Crude Oil Prices Rise on Higher US Employment Data
By Adedapo Adesanya
Crude oil prices climbed more than 1 per cent on Friday after better-than-expected US employment data ended the days of drops.
Brent rose $1.19 or 1.5 per cent to $82.78 a barrel, while US West Texas Intermediate crude (WTI) was up 96 cents or 1.3 per cent at $76.68 per barrel.
Expectations of further rate hikes in the world’s largest economy, the US and in Europe have troubled the global growth outlook and driven both crude benchmarks down this week.
However, US employment data for February beat expectations, with nonfarm payrolls rising by 311,000, compared with expectations of 205,000 jobs added.
This is likely to ensure that the Fed will raise interest rates for longer, which analysts have said would weigh on oil prices.
According to a survey from Reuters, nonfarm payrolls likely increased by 205,000 jobs last month, less than half of the eye-popping 517,000 added in January.
If this happens, it would be the smallest gain since December 2020 and would be double the 100,000 jobs per month that economists say is needed to keep up with growth in the working-age population.
US Federal Reserve Chair, Mr Jerome Powell, has warned of higher and potentially faster rate hikes, saying the US central bank was wrong in initially thinking inflation was transitory, sending shivers ahead of its next monetary policy meeting planned for March 21-22.
On the supply side, major oil producers Saudi Arabia and Iran, both members of the Organization of the Petroleum Exporting Countries (OPEC), re-established ties after days of previously undisclosed talks in China.
Both countries agreed to resume diplomatic relations and re-open embassies within two months, according to a statement issued by Iran, Saudi Arabia and China.
A return of this could lead to more acceptance of Iranian crude in the oil market, which could add to the number of oil barrels flowing through the world.
Investors are closely monitoring export cuts from Russia, which decided to trim oil output by 500,000 barrels per day in March.

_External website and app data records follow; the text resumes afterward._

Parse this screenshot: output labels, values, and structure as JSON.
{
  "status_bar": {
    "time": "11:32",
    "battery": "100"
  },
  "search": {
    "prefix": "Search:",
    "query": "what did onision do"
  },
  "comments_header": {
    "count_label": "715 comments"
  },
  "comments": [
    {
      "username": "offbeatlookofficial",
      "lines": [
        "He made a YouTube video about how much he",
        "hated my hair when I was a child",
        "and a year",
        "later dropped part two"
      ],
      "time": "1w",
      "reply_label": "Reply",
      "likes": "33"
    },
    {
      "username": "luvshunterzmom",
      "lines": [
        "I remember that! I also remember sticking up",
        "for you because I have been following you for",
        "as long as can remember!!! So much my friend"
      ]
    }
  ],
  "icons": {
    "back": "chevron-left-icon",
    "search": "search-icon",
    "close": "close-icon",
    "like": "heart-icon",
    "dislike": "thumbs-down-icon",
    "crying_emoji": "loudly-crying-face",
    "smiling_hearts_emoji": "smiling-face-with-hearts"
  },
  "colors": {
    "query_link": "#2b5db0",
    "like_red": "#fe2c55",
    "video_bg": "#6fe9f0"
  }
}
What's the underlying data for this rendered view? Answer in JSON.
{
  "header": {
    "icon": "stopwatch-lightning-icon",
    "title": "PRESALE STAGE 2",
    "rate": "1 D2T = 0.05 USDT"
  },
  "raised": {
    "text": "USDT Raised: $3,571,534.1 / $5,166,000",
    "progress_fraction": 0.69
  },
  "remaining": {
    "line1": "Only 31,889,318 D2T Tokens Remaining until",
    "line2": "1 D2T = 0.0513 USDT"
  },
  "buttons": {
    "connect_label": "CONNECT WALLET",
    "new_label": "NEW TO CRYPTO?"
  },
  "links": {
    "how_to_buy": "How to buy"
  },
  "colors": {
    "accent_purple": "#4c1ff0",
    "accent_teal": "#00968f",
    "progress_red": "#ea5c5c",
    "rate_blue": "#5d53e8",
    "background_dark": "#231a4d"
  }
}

Pressure also came following a stronger Dollar. A strengthening Dollar makes oil more expensive for holders of other currencies.